Avalon Dispatch 10.25.2022

In this week’s @AvalonFYI dispatch: the brilliance of board service, being a good ally, benchmarks, creative inspiration, and more. Also, we’re hiring! Learn more here:

Dear friends,

Last week was full of work travel, including several client visits. Thank you to Fountain House, Guttmacher Institute, Habitat for Humanity NYC and Westchester County, and SAGE for your hospitality! It is inspiring and motivating to see your work up close. I am—and Avalon is—proud to support you.

I also attended board meetings at my high school, Stoneleigh-Burnham School in Greenfield, Massachusetts. Future Fundraising Now just highlighted how board service can sharpen a fundraiser’s skills, and I agree. I’ve learned so much about leadership and governance through board service, including the value of a strong partnership between fundraisers and other leaders. Most importantly, it’s a great way to make a difference.

For your DEI library, COO Kerri Kerr shared Vu Le’s advice for white allies going through existential crises during DEI work. He encourages allies to lean into this discomfort and to consider a variety of roles. Our best contribution may be to donate, take a support role, educate white colleagues, or be a transition force. There will also be times when it’s right to decline an opportunity:

On occasion, yes, do step back or stay home: It may hurt to realize, but sometimes you can do the most good in the struggle for a better society by not participating in certain things. Be thoughtful [about] where you [should] and shouldn’t be. Don’t join certain boards. Don’t take certain jobs. Don’t accept certain invitations to be on a panel, to give a keynote, to author an article, etc. Maybe recommend a colleague of color instead.

In Avalon news, we are hiring. Current openings include a digital program manager, fundraising program manager, production project manager, and senior program manager. If you know someone who would be a good fit, please forward them this email and suggest they reach out. Avalon was named a Washington Post 2022 Top Workplace, and we offer an incredible suite of benefits. Thank you for your help!

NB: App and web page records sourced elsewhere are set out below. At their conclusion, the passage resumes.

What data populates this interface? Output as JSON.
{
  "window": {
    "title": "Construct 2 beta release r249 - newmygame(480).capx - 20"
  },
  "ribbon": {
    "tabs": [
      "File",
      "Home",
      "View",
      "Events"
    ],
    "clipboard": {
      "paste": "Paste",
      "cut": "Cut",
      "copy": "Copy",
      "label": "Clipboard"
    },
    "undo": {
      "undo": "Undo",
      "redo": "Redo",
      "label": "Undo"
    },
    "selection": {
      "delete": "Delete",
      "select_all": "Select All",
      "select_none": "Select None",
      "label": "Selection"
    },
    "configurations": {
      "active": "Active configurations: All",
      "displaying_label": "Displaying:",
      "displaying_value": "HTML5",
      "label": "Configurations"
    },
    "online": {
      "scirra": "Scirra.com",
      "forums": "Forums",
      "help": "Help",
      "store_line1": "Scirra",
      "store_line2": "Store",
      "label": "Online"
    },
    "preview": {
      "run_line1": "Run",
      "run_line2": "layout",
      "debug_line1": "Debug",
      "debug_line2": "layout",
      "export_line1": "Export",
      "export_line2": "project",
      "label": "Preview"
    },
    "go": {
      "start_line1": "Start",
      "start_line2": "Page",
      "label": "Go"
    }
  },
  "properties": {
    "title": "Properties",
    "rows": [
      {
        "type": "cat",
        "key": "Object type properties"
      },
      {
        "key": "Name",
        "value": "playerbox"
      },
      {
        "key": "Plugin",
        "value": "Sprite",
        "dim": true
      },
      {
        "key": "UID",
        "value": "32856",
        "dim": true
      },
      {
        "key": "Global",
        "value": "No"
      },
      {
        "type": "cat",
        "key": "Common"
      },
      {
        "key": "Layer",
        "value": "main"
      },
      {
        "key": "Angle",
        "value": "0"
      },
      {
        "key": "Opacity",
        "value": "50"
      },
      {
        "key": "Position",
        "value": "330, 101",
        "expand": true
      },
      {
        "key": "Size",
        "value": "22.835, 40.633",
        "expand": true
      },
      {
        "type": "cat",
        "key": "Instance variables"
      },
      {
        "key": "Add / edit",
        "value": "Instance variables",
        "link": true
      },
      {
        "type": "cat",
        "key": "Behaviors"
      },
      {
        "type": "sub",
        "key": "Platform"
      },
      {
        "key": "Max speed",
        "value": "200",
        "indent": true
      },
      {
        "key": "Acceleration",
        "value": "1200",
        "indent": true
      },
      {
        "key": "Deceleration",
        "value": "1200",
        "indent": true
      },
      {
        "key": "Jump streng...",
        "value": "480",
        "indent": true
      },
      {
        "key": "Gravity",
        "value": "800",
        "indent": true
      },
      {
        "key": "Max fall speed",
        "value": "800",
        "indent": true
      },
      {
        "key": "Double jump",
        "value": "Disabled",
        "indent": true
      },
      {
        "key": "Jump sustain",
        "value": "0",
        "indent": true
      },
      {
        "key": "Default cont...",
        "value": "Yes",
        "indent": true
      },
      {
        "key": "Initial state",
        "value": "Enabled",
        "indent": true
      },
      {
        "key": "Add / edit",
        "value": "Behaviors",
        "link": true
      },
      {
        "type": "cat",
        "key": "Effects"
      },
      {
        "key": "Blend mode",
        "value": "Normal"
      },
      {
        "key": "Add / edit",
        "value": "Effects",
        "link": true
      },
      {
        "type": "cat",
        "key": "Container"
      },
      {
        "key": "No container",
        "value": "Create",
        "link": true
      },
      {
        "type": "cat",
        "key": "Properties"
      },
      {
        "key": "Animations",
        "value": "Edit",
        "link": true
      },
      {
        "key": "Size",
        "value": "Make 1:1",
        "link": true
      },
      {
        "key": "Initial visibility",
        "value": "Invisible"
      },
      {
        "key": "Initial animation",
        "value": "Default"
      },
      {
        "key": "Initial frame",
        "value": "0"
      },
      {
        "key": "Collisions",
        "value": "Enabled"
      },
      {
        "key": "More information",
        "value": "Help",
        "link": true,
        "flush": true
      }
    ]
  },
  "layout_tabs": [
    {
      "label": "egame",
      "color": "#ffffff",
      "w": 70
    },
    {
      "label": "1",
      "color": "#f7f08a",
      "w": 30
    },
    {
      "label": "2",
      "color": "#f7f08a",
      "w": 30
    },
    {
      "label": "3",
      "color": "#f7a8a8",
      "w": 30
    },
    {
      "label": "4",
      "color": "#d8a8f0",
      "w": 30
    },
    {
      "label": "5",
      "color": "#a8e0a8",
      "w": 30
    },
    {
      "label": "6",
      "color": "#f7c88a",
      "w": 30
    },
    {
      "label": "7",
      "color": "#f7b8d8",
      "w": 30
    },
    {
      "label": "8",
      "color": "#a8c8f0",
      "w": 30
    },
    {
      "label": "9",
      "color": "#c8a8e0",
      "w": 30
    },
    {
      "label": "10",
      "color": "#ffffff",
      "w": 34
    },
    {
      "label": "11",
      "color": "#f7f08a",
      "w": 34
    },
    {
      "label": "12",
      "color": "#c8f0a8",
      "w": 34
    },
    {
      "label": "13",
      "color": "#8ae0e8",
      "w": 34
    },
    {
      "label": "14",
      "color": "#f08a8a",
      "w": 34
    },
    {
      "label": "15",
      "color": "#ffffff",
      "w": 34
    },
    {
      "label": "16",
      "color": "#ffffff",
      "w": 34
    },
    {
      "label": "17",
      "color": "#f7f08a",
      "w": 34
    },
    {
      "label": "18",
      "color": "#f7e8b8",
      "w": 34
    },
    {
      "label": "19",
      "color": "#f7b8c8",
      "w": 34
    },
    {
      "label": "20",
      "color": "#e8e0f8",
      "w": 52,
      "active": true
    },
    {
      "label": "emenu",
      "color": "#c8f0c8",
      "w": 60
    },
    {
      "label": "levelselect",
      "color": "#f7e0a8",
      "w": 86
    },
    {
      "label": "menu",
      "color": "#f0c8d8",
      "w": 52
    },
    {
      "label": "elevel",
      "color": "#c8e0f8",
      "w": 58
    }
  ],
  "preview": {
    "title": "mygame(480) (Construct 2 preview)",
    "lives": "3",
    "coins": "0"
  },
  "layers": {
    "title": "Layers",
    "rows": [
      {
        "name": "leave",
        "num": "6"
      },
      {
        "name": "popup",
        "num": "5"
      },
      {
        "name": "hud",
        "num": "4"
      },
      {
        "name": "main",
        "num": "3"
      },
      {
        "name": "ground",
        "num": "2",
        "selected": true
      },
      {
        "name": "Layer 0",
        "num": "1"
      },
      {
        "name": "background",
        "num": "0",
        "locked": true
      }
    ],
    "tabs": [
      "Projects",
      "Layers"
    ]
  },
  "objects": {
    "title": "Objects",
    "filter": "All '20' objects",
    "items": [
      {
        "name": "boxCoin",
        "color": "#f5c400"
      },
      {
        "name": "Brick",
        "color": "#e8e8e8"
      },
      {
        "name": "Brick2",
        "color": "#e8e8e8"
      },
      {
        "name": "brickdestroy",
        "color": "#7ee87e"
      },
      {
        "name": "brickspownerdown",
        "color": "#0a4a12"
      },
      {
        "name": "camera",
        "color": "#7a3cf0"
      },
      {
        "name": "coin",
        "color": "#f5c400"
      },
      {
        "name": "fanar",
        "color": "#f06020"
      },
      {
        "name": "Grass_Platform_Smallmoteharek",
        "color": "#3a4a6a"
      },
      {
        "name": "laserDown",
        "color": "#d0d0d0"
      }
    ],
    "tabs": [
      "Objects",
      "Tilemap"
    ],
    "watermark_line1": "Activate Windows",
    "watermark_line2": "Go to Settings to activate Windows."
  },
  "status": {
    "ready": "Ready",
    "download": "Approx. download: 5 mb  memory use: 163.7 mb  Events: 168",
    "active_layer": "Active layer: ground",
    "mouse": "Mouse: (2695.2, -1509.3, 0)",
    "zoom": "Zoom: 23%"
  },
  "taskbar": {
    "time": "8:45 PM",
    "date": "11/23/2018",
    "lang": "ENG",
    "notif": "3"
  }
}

In benchmarks this week, the Fundraising Effectiveness Project (FEP) released its 2022 Q2 quarterly fundraising report. The big news is that donor counts are down by -7.0% overall vs. 2021. The decline is even more prominent in the under $500 categories, where $100-$500 donors are down by -8.0% and $0-$99 donors are down by -17.4%. On a more positive note, recaptured donors increased by +6.3%. Total donations also went up by +6.2%; however, the Chronicle of Philanthropy notes that revenue growth trails the inflation rate. The big story remains that 2021 was an outlier and these numbers reflect a settling after the pandemic high, but most orgs are still seeing gains over 2019 and 2020.

For an example of creative fundraising, the University of Tennessee launched a goalpost campaign after their football team’s exciting win over Alabama. While the campaign was active (it closed last week), ask levels were symbolic: “$16 – seasons since the Vols last beat Alabama,” “$52.49 – final score of the breathtaking game,” and “$1,019.15 – capacity of the sold-out Neyland Stadium.” Apologies to ‘Bama fans, but the campaign exceeded its goal.

For a fun fact, Avalon finance VP Kristina Deutsch gave our team a fascinating lesson on the history of the piggy bank. According to The Financial Brand, in medieval Europe it was customary to store money in an orange clay jar called a pygg pot. In the 19th century, as the English alphabet and language evolved, potters began shaping pygg pots into pig-shaped containers. However, Europeans weren’t the first: centuries earlier, terracotta pots shaped like pigs were used for similar purposes in Java, Indonesia. Who knew?!

Finally, if some of us seemed distracted last week, it’s because we were beyond excited that Taylor Swift released her newest album, Midnights. In case you’ve been under a rock, here’s what you are missing. Did you listen? #swiftiesunite

Take care,


Allison signature gray

Allison Porter headshot

Allison Porter, President
Avalon Consulting Group
202-429-6080 ext. 102